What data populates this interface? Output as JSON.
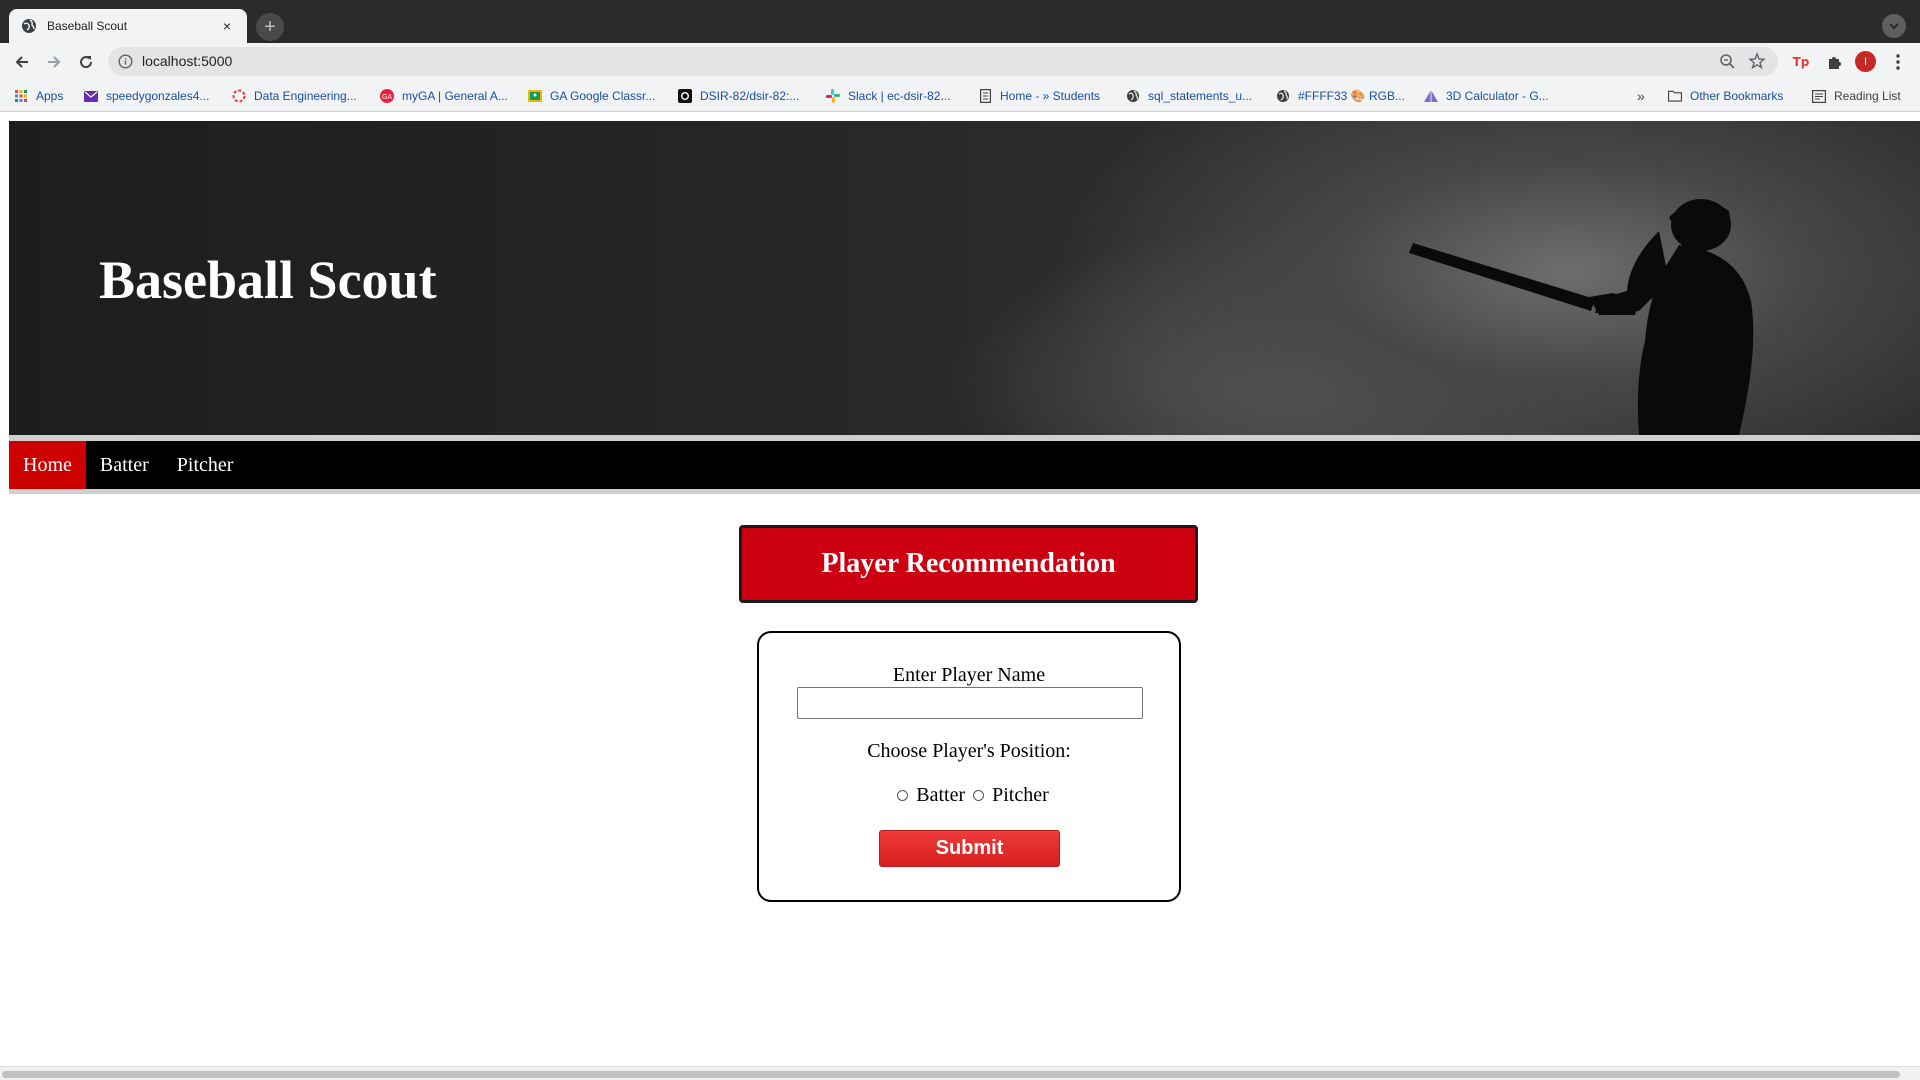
{
  "browser": {
    "tab_title": "Baseball Scout",
    "tab_close": "×",
    "new_tab": "+",
    "url": "localhost:5000",
    "profile_initial": "I",
    "ext_tp": "Tp",
    "bookmarks": [
      {
        "label": "Apps",
        "icon": "apps-grid-icon"
      },
      {
        "label": "speedygonzales4...",
        "icon": "mail-icon"
      },
      {
        "label": "Data Engineering...",
        "icon": "circle-icon"
      },
      {
        "label": "myGA | General A...",
        "icon": "ga-icon"
      },
      {
        "label": "GA Google Classr...",
        "icon": "classroom-icon"
      },
      {
        "label": "DSIR-82/dsir-82:...",
        "icon": "github-icon"
      },
      {
        "label": "Slack | ec-dsir-82...",
        "icon": "slack-icon"
      },
      {
        "label": "Home - » Students",
        "icon": "page-icon"
      },
      {
        "label": "sql_statements_u...",
        "icon": "globe-icon"
      },
      {
        "label": "#FFFF33 🎨 RGB...",
        "icon": "globe-icon"
      },
      {
        "label": "3D Calculator - G...",
        "icon": "geogebra-icon"
      }
    ],
    "more_bookmarks": "»",
    "other_bookmarks": "Other Bookmarks",
    "reading_list": "Reading List"
  },
  "page": {
    "hero_title": "Baseball Scout",
    "nav": [
      {
        "label": "Home",
        "active": true
      },
      {
        "label": "Batter",
        "active": false
      },
      {
        "label": "Pitcher",
        "active": false
      }
    ],
    "recommendation_title": "Player Recommendation",
    "form": {
      "player_name_label": "Enter Player Name",
      "player_name_value": "",
      "position_label": "Choose Player's Position:",
      "options": [
        "Batter",
        "Pitcher"
      ],
      "submit_label": "Submit"
    }
  },
  "colors": {
    "accent_red": "#cc0010",
    "nav_bg": "#000000",
    "nav_active": "#cc0000"
  }
}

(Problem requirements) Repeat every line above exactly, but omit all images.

(Output of the exercise)
What data populates this interface? Output as JSON.
{
  "browser": {
    "tab_title": "Baseball Scout",
    "tab_close": "×",
    "new_tab": "+",
    "url": "localhost:5000",
    "profile_initial": "I",
    "ext_tp": "Tp",
    "bookmarks": [
      {
        "label": "Apps",
        "icon": "apps-grid-icon"
      },
      {
        "label": "speedygonzales4...",
        "icon": "mail-icon"
      },
      {
        "label": "Data Engineering...",
        "icon": "circle-icon"
      },
      {
        "label": "myGA | General A...",
        "icon": "ga-icon"
      },
      {
        "label": "GA Google Classr...",
        "icon": "classroom-icon"
      },
      {
        "label": "DSIR-82/dsir-82:...",
        "icon": "github-icon"
      },
      {
        "label": "Slack | ec-dsir-82...",
        "icon": "slack-icon"
      },
      {
        "label": "Home - » Students",
        "icon": "page-icon"
      },
      {
        "label": "sql_statements_u...",
        "icon": "globe-icon"
      },
      {
        "label": "#FFFF33 🎨 RGB...",
        "icon": "globe-icon"
      },
      {
        "label": "3D Calculator - G...",
        "icon": "geogebra-icon"
      }
    ],
    "more_bookmarks": "»",
    "other_bookmarks": "Other Bookmarks",
    "reading_list": "Reading List"
  },
  "page": {
    "hero_title": "Baseball Scout",
    "nav": [
      {
        "label": "Home",
        "active": true
      },
      {
        "label": "Batter",
        "active": false
      },
      {
        "label": "Pitcher",
        "active": false
      }
    ],
    "recommendation_title": "Player Recommendation",
    "form": {
      "player_name_label": "Enter Player Name",
      "player_name_value": "",
      "position_label": "Choose Player's Position:",
      "options": [
        "Batter",
        "Pitcher"
      ],
      "submit_label": "Submit"
    }
  },
  "colors": {
    "accent_red": "#cc0010",
    "nav_bg": "#000000",
    "nav_active": "#cc0000"
  }
}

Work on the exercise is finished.